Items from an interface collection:
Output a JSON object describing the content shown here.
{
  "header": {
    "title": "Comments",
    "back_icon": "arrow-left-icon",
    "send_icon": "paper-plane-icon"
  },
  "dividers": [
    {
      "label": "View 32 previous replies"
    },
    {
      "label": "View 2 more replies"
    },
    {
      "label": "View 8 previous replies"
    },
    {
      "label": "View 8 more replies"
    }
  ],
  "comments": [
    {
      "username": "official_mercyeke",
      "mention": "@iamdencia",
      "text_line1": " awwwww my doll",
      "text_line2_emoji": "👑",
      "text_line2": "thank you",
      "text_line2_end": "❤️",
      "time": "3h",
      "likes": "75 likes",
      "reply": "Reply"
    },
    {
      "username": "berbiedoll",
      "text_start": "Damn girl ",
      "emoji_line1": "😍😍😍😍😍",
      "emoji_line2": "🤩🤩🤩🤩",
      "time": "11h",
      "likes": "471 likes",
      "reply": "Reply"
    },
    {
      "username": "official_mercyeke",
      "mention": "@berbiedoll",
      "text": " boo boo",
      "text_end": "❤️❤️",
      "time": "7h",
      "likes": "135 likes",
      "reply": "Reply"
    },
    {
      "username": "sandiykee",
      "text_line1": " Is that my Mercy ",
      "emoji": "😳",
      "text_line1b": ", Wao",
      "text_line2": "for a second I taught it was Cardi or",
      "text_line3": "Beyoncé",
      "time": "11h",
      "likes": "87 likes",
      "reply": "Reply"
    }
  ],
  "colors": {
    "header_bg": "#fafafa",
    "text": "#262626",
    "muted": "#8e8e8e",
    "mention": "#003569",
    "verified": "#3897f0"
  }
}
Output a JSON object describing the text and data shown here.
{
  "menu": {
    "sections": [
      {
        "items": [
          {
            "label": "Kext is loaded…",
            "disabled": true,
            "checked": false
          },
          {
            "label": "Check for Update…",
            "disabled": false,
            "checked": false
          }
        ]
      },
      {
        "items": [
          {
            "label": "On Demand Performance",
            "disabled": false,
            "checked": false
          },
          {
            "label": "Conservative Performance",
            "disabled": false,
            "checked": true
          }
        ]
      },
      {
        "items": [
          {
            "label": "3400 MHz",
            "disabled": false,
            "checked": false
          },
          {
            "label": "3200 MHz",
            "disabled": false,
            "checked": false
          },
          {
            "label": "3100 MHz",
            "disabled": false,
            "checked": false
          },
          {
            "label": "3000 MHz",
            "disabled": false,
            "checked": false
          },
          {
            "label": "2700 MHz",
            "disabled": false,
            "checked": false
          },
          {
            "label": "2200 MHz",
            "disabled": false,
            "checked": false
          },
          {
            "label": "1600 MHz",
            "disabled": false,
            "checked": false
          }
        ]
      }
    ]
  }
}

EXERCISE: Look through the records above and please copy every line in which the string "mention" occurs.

REPLY:
      "mention": "@iamdencia",
      "mention": "@berbiedoll",
    "mention": "#003569",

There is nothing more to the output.